In 1999, a group of scientists and educators, led by forensic anthropologist Jihad Muhammad, decided it was time to confront a serious issue within the African American community: Many African Americans do not know or understand their connection to American slavery and, lacking this connection, cannot verify their ancestral history.
As a result, Black American children often suffer from low self-esteem, which in turn affects how they respond to their environment.

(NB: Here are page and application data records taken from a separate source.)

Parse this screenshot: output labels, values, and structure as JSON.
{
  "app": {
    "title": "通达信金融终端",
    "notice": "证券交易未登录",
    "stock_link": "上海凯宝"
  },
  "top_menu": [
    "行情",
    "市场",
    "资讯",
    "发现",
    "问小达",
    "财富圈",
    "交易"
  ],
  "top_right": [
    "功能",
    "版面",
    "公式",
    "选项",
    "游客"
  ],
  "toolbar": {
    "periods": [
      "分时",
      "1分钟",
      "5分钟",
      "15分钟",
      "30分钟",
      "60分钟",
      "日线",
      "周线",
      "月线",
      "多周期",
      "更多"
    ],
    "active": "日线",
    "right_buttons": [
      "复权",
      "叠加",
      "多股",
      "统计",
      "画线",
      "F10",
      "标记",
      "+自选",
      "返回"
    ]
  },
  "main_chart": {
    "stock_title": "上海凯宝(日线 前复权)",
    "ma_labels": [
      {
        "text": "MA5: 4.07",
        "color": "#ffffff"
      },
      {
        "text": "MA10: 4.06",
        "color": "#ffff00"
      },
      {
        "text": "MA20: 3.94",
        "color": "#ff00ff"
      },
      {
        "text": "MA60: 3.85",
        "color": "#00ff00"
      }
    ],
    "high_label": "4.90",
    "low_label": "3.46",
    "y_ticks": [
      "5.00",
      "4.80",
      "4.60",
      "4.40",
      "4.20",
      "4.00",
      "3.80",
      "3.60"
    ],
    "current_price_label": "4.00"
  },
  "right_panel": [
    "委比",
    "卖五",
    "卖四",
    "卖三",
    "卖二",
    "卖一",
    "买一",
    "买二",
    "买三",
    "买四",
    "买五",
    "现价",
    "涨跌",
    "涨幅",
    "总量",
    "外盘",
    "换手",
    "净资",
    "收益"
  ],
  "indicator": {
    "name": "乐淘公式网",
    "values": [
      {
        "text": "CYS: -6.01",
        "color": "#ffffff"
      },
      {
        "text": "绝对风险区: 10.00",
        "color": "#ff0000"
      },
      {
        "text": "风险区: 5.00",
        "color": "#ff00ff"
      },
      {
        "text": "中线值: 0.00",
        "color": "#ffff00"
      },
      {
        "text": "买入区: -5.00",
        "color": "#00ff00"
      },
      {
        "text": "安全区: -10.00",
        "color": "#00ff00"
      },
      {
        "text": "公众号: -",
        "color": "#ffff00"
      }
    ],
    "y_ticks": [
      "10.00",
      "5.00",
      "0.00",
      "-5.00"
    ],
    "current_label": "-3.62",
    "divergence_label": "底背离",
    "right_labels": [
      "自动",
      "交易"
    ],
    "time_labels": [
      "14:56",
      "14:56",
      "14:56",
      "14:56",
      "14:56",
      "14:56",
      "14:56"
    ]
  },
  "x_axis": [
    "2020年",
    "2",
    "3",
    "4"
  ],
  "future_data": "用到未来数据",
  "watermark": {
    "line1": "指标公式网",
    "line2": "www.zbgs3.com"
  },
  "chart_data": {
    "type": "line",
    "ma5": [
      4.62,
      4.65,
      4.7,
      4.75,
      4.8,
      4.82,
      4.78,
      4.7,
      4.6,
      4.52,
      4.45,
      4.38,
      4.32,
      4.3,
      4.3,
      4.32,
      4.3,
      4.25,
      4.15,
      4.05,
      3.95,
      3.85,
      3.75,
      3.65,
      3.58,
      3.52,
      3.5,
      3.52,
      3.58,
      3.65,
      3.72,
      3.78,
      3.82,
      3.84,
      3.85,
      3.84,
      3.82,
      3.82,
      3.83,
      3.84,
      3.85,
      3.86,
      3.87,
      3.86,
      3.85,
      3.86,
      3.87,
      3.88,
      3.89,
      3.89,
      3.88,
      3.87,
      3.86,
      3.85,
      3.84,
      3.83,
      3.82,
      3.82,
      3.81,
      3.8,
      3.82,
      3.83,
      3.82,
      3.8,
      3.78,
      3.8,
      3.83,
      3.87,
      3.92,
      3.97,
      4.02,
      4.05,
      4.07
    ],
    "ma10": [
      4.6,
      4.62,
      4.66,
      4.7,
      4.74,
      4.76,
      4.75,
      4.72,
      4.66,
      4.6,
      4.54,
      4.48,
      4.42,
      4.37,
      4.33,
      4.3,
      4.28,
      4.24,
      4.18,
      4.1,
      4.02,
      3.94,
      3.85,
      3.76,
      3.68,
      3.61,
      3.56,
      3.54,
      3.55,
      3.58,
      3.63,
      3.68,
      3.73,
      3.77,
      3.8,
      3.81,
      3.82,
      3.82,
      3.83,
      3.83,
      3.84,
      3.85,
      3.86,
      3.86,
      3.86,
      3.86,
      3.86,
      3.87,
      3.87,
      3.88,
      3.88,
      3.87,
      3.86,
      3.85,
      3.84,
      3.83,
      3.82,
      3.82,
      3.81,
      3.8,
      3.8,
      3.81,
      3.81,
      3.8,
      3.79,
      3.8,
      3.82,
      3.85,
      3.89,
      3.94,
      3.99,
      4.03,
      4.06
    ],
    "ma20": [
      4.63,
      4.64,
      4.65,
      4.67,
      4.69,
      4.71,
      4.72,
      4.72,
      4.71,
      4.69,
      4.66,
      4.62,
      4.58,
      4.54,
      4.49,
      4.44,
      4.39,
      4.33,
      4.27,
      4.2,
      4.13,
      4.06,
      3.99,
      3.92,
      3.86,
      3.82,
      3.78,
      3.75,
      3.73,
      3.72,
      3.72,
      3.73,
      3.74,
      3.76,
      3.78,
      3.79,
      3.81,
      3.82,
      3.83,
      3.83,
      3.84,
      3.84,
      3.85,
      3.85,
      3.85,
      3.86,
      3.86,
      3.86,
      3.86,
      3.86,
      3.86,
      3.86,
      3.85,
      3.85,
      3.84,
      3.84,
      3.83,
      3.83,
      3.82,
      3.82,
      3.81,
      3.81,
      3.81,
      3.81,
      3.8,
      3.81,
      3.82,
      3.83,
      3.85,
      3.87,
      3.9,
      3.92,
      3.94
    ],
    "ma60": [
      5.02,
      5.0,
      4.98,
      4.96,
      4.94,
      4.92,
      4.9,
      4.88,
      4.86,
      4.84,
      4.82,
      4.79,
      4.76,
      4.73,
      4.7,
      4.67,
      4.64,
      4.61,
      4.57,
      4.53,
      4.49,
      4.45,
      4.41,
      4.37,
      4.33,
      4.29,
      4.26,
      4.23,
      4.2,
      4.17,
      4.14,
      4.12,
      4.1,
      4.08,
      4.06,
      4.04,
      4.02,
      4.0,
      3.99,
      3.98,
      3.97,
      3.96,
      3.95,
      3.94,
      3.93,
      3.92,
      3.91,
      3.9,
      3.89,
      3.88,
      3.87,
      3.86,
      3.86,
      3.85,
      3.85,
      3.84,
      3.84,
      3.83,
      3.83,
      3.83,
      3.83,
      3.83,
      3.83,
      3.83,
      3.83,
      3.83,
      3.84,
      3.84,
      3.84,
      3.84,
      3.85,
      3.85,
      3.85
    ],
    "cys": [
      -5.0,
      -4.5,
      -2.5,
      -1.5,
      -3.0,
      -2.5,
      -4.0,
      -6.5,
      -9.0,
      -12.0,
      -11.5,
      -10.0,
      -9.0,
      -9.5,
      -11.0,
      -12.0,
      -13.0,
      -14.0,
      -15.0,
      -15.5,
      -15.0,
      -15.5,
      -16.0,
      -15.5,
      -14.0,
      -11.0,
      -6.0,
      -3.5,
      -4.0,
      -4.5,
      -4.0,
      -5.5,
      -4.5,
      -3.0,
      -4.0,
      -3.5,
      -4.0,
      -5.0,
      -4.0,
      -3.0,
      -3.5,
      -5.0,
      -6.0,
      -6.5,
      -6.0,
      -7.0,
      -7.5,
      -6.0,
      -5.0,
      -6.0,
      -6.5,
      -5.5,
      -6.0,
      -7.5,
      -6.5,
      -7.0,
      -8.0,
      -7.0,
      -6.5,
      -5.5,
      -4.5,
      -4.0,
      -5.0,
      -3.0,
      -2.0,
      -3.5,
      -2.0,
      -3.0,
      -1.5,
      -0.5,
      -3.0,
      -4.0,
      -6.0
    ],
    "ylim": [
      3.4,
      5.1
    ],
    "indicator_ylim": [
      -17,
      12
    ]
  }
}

Muhammad proposed an organization that would apply the principles of biomedical and cultural heritage research to help investigate and trace the footsteps of ancient Black American progenitors in America between 1628 and 1888. The organization was incorporated as the African Scientific Research Institute (ASRI) and launched its first major project: to piece together the past of Jean Baptiste Pointe de Sable, a fur trader of Haitian descent who is now regarded as the founder of Chicago.
ASRI chose de Sable because of his importance to American history and because very little was known about the man, his life and the settlement he built on the western shores of Lake Michigan. Using scientific tools such as DNA profiling, Computerized Tomography (CT) scans and laser analysis, ASRI researchers identified de Sable and other individuals of historic significance. Then they used advanced forensic techniques — facial reconstruction, for example — to put flesh on skeletal remains. ASRI collaborated with another team of scientists to conduct an archaeological investigation to find artifacts, tools, and buildings of the era in which de Sable lived.
The result was a clear picture of the man: how he lived, where he lived and why he made certain decisions.
see the video clip of the documentary In Search of DuSable.